▸ Work task:
Copy out each line of the data below in which "label" appears.
BEGIN Data under study
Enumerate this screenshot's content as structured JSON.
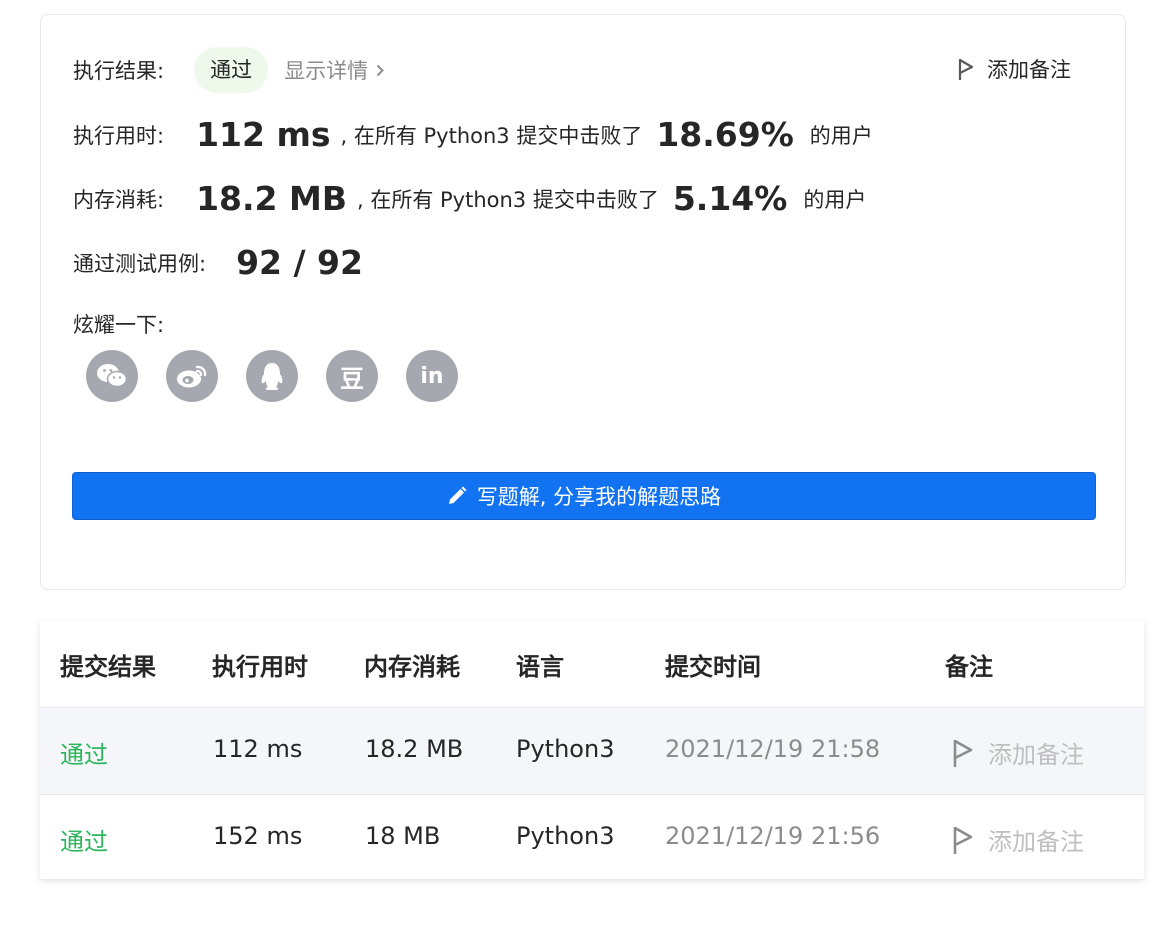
{
  "result": {
    "label": "执行结果:",
    "status": "通过",
    "details_link": "显示详情",
    "add_note": "添加备注"
  },
  "runtime": {
    "label": "执行用时:",
    "value": "112 ms",
    "prefix": ", 在所有 Python3 提交中击败了",
    "percent": "18.69%",
    "suffix": "的用户"
  },
  "memory": {
    "label": "内存消耗:",
    "value": "18.2 MB",
    "prefix": ", 在所有 Python3 提交中击败了",
    "percent": "5.14%",
    "suffix": "的用户"
  },
  "testcases": {
    "label": "通过测试用例:",
    "value": "92 / 92"
  },
  "share": {
    "label": "炫耀一下:",
    "icons": [
      "wechat-icon",
      "weibo-icon",
      "qq-icon",
      "douban-icon",
      "linkedin-icon"
    ],
    "douban_glyph": "豆",
    "linkedin_glyph": "in"
  },
  "write_button": "写题解, 分享我的解题思路",
  "table": {
    "headers": [
      "提交结果",
      "执行用时",
      "内存消耗",
      "语言",
      "提交时间",
      "备注"
    ],
    "rows": [
      {
        "result": "通过",
        "runtime": "112 ms",
        "memory": "18.2 MB",
        "language": "Python3",
        "time": "2021/12/19 21:58",
        "note": "添加备注"
      },
      {
        "result": "通过",
        "runtime": "152 ms",
        "memory": "18 MB",
        "language": "Python3",
        "time": "2021/12/19 21:56",
        "note": "添加备注"
      }
    ]
  },
  "colors": {
    "accent": "#1273f2",
    "pass_green": "#2db55d",
    "pill_bg": "#eef9ec",
    "icon_gray": "#a5a8ae"
  }
}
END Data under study
▸ Answer to the problem:
    "label": "执行结果:",
    "label": "执行用时:",
    "label": "内存消耗:",
    "label": "通过测试用例:",
    "label": "炫耀一下:",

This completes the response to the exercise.